(Introspective) - One of the biggest hurdles to starting my recovery was asking for help. It was embarrassing. Humiliating. It showed weakness. Hearing the words leaving my mouth and instantly regretting the fragile vulnerability it revealed.
Hearing the sobs and despair in my voice, a huge wave of embarrassment would wash over me. Triggering my impulse to hang up the phone and retreat into denial for another day. The clever deception of depression in complete control.
Here is what real control is: HONESTY. Honestly participating in your recovery equals complete control. You would never let a liar lead the quest for truth, and the truth is only with honest participation will the rewards of recovery come. As victims of abuse and addiction, we have a constant feeling of not being in control of our emotions and directions of our lives.

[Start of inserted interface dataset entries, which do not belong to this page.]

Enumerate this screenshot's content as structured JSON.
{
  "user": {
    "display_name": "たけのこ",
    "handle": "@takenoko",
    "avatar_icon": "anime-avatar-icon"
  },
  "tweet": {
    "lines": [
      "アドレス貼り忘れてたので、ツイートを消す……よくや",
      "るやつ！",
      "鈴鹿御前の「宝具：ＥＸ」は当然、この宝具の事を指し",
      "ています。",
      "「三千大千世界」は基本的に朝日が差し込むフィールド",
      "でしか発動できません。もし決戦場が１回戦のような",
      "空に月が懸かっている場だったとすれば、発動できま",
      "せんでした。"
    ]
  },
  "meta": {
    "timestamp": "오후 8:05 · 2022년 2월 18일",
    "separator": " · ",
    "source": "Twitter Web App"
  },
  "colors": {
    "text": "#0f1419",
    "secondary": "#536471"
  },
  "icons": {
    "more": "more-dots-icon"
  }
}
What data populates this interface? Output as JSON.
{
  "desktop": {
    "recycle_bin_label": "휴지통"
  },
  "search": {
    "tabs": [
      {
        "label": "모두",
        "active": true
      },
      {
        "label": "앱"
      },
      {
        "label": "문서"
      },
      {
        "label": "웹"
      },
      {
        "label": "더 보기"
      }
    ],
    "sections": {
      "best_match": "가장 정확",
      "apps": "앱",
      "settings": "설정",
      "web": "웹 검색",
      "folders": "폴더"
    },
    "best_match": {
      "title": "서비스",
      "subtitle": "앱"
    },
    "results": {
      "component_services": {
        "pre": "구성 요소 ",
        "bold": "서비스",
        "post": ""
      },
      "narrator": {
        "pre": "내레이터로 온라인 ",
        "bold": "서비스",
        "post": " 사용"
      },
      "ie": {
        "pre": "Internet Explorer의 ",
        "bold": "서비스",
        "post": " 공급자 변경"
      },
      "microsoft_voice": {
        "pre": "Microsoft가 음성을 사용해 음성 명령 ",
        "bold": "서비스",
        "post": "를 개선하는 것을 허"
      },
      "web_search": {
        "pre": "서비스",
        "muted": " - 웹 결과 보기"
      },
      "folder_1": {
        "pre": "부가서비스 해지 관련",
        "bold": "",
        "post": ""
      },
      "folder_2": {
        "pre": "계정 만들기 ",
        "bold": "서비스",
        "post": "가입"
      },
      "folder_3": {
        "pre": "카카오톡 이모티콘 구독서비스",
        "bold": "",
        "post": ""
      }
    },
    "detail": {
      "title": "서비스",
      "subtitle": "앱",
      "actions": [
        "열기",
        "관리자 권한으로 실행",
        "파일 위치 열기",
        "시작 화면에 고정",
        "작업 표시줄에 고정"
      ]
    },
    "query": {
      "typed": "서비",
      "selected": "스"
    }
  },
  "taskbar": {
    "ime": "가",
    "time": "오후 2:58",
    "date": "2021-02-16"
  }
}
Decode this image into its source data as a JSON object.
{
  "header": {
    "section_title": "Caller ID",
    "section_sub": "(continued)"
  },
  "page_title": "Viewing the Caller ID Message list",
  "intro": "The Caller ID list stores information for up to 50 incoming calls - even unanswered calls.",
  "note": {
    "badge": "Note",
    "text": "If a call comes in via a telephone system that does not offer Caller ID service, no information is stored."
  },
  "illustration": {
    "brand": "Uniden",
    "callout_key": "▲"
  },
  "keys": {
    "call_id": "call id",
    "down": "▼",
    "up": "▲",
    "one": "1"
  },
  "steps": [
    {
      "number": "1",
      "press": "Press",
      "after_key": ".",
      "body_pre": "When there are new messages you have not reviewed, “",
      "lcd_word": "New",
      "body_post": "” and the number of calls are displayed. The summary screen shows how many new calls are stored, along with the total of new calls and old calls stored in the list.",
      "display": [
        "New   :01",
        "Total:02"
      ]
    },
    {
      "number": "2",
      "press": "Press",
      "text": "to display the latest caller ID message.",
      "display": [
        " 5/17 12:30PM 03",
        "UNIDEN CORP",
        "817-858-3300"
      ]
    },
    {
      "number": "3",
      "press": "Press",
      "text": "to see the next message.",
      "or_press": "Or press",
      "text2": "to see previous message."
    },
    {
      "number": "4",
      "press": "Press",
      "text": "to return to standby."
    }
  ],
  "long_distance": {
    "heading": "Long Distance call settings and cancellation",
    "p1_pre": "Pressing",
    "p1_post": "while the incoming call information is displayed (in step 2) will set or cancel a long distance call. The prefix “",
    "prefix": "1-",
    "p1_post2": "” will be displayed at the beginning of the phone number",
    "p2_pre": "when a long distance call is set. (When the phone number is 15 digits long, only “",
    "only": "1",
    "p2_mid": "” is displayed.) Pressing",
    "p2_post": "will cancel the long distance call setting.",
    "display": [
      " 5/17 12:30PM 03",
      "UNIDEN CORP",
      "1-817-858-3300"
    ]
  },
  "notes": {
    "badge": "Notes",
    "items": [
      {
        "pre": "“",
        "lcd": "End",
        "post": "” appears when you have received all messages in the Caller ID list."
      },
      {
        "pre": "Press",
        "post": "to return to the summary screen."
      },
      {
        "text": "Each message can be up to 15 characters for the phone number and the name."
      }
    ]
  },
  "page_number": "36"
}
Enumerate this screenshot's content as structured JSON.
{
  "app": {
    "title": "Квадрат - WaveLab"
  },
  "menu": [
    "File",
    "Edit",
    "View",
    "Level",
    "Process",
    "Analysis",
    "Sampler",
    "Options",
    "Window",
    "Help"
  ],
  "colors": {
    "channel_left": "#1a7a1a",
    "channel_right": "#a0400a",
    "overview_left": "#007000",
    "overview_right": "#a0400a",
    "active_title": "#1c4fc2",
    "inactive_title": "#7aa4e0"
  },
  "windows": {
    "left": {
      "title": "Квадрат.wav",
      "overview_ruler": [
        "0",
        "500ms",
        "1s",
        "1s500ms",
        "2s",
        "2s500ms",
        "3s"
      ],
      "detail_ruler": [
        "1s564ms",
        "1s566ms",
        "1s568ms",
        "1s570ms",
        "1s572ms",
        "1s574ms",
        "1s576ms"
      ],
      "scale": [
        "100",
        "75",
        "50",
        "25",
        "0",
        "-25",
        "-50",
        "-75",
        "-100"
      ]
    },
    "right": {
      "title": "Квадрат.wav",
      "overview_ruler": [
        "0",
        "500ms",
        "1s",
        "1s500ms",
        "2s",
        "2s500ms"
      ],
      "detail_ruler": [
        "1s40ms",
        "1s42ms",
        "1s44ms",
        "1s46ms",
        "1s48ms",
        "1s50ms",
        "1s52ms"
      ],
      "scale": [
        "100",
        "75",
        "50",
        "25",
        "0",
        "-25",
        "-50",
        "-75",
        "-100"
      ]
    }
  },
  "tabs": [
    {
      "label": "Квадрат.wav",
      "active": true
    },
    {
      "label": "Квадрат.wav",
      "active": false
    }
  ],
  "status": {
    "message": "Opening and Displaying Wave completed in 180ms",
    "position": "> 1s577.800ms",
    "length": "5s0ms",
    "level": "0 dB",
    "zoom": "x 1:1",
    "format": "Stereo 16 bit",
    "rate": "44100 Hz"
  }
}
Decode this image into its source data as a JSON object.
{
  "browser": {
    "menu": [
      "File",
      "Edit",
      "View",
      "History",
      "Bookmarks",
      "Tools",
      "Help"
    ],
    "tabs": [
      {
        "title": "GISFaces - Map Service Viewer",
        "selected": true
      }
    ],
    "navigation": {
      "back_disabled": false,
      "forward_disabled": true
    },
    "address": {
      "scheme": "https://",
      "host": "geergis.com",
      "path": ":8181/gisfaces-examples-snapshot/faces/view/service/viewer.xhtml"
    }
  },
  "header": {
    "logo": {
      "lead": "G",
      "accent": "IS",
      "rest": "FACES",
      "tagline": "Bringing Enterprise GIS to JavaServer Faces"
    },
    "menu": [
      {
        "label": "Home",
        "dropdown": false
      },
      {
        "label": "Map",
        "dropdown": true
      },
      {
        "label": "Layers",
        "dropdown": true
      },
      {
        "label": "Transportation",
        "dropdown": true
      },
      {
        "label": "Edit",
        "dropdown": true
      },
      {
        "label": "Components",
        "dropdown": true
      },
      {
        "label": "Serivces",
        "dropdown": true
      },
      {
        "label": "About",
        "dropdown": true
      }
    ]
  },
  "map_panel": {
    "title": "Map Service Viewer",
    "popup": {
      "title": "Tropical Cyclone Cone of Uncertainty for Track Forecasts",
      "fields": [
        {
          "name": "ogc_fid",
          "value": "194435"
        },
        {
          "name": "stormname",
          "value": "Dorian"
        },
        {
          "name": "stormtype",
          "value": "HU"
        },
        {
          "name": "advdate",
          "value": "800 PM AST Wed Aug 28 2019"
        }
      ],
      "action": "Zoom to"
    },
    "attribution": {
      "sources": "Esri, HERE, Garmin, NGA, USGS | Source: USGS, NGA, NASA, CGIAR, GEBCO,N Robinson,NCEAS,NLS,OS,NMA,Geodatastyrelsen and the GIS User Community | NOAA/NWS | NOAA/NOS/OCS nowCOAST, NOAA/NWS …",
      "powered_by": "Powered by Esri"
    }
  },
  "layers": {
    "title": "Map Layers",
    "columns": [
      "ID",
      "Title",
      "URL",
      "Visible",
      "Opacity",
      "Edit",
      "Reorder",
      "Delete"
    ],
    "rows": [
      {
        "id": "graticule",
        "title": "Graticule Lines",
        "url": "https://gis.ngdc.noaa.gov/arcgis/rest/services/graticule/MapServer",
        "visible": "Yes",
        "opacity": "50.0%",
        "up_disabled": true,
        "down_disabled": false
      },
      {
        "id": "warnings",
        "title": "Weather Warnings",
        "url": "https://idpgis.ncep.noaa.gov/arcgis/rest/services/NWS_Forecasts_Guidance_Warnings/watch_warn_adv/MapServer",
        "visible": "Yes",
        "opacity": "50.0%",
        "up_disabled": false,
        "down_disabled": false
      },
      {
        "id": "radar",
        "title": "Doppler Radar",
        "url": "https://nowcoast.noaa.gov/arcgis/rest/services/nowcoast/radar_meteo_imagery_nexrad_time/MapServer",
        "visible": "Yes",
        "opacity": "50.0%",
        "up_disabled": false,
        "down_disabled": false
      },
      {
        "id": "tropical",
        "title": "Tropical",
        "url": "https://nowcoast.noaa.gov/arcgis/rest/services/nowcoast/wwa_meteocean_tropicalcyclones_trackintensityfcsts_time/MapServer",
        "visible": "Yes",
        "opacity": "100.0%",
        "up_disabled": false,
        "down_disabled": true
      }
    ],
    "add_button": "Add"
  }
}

Deception and denial in my daily vocabulary became commonplace. Self-defeated before even starting. Sound familiar? I was sure as soon as I hung up the phone the counselor on the other end was instantly judging and sharing everything I had said with the person next to them. Both had a huge laugh on me. So hilariously embarrassing was my story that I was convinced they gathered together after work at their favorite watering hole and laughed and laughed about pathetic me.
Nothing was farther from the truth.
These were competent, caring, compassionate counselors who were also recovering addicts. They knew exactly where I was on the road of recovery. They had walked each step and were a testament to where the road could lead. They knew the strength it took to ask for help. The incredible step of admitting to not have the answers. The first step in getting control of the direction of the treatment for my depression, anxiety, and PTSD.
The first step on my road to recovery.
About The Author:
Michael lives in Colusa County and is a contributing editor at CCR. He is a disabled, sober veteran who tries to be as active as possible in his community and enjoys spending time with his kids.